Most responses seem to agree with my personal thoughts. I used the 'c' word in my latest partial, just once, and it was a man screaming at his ex... I don't think he would have called her anything else in the circumstances. This was the piece I submitted for my MA thesis. My tutor said it was perfectly OK, and added that if someone thought the work good enough to publish (I haven't finished this one, so have yet to find out...) a single word wouldn't alter their opinion them. It could always be changed if it violated the publisher's own criteria. I suspect the same would apply to magazines/competitions. I'm going to a reading and masterclass by Roddy Doyle at the end of Feb. I suspect he might agree, too...
 
How do you all feel about using strong language in your writing? I'm working on a short story for a writing competition. Do you think that using strong language hinders one's chances of winning? Or is it perfectly OK to use the odd swear word here or there as long as it is in context? I wouldn't normally be concerned about such things were it not for the comp. Also, it isn't exactly one 'F' word after another 'F' word. But I'm considering using the sentence: Happy Diner, my arse! in a 2000 word story, but this will be as 'bad' as it will get. This sentence is in context and makes sense for this particular situation where emotions are high after a terrorist attack. If anything it should be stronger.

Am I blowing my chances of doing well in a competition by using it? Should I find a 'milder' way of expressing it?

What do you all think.
I've read the story and 'My Arse' works well :) It is a completely natural expression and doesn't sound out of place at all. Keep it!
 
I've read the story and 'My Arse' works well :) It is a completely natural expression and doesn't sound out of place at all. Keep it!
Thank you Rachel. Ever since I wrote those two words, I've been staring at them. One minute they were in, next minute they were out, then you had a read through and they were in, then I had a read though and they were out, then the cat looked at them so they were in, then I looked at them .... I've now made up my mind. They're in!!

And thank you for reading through my story. Your feedback was really helpful!
 
I wish you luck with it. I'm not comfortable writing swear words either, but then I listen to my kids and think the odd 'shit!' in my character's moment of frustration or anger is quite mild and totally acceptable.
 
Do they curse in French?
This is an interesting point. A lot of mud can be slung in other languages rather more freely than our own. I am using this trick in my YA books. The culture of the people in the book is descended from Chinese stock, and while the language is not really spoken in that world anymore, a lot of the words - particularly curse words - have stayed behind. Sure, the words have twisted around a little, and the pronunciation is off, but that is even better! It means my characters - who are all kids - can curse themselves silly, with great sounding, part made up words, but no one is going to bat an eye hearing them as they have no idea what they mean.
 
There's a kids cartoon called Chuggington that follows the adventures of a bunch of talking trains. My three-year-old is mad for it. The characters run around saying things like, 'Honking horns, we're going to be late!'

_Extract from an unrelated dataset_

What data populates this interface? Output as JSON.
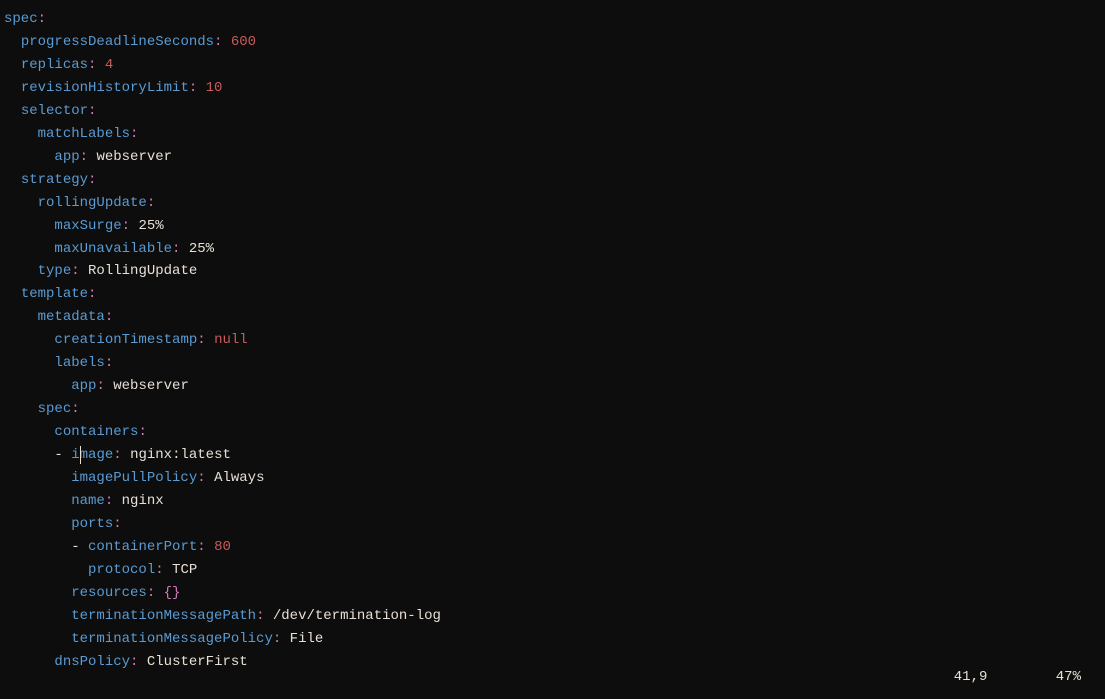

I'm fascinated by the fact that we equip our kids, consciously or not, with the structures they'll need in later life for serious swearing. :)

Also, you gotta love the grammatical flexibility of English swearing:

Fuck it, the fucking fucker's fucking fucked himself! – contains an exclamation, an adjective, a noun, an adverb, and a verb, and is by all accounts grammatically correct. And if you knew that I was talking about a student of mine called Nathan who had failed to study for his final exams, you would know exactly what I was talking about.

Anyway, I think I've rather digressed...
 
You can step in shit, you can have a shit, you can be in shit, you can paddle up a creek of shit, you can sell shit (in more than one sense), you can look like shit, you can not give a shit, you can go batshit crazy.... apparently there's a website claiming 107 uses of the word 'shit' (but I've just looked at that and quite frankly, most of it is shit). And on that note... I'm off to sort some :)
 
Status
Not open for further replies.

Multiple voices, one author?

Two More Reasons to Support Litopia

Back
Top